To examine trends in the specialty care hospitalization of pediatric rheumatology patients and determine how nonclinical factors influence access.This study used California's Office of Statewide Health Planning and Development discharge database to perform a retrospective population analysis of pediatric rheumatology hospitalizations in California between 1999 and 2007. We used logistic regression to examine the relationship between hospitalization in specialty care centers with a pediatric rheumatologist and nonclinical patient characteristics.A total of 18,641 pediatric discharges revealed that 57% were discharged from a specialty care center with a pediatric rheumatologist. Multivariate analysis showed that the factors associated with increased utilization of specialty care centers with a pediatric rheumatologist were public insurance (odds ratio [OR] 1.62, 95% confidence interval [95% CI] 1.51-1.74; P < 0.0001), being Hispanic (OR 1.29, 95% CI 1.19-1.40; P < 0.0001) or Asian non-Hispanic (OR 1.39, 95% CI 1.26-1.54; P < 0.0001), and high pediatric rheumatology specialty care bed supply (OR 2.79, 95% CI 2.49-3.14; P < 0.0001). A decreased utilization of specialty care centers with a pediatric rheumatologist was seen for patients ages <1 year (OR 0.45, 95% CI 0.40-0.52; P < 0.0001), ages 1-4 years (OR 0.50, 95% CI 0.46-0.55; P < 0.0001), ages 5-9 years (OR 0.68, 95% CI 0.62-0.75; P < 0.0001), ages 15-18 years (OR 0.51, 95% CI 0.47-0.56; P < 0.0001), males (OR 0.75, 95% CI 0.70-0.80; P < 0.0001), and patients residing farther away from a specialty care center with a pediatric rheumatologist (OR 0.57, 95% CI 0.51-0.63; P < 0.0001).Nonclinical factors play an increasingly important role in the hospitalization patterns of pediatric rheumatology patients in California. Understanding these factors is crucial if we are to ensure that the variation in access to care reflects clinical need.

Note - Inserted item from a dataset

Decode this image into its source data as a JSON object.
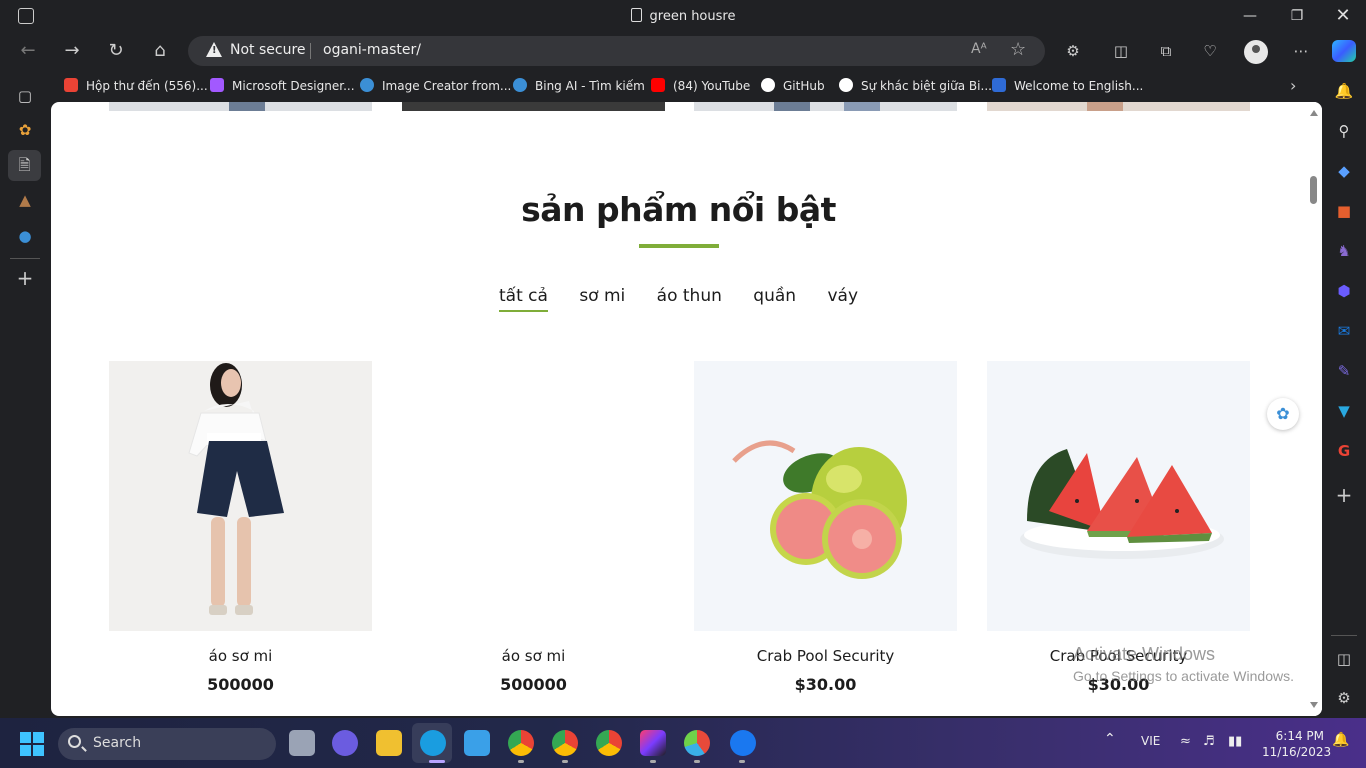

View details for DOI 10.1002/acr.20458
View details for Web of Science ID 000292809200011
View details for PubMedID 21360697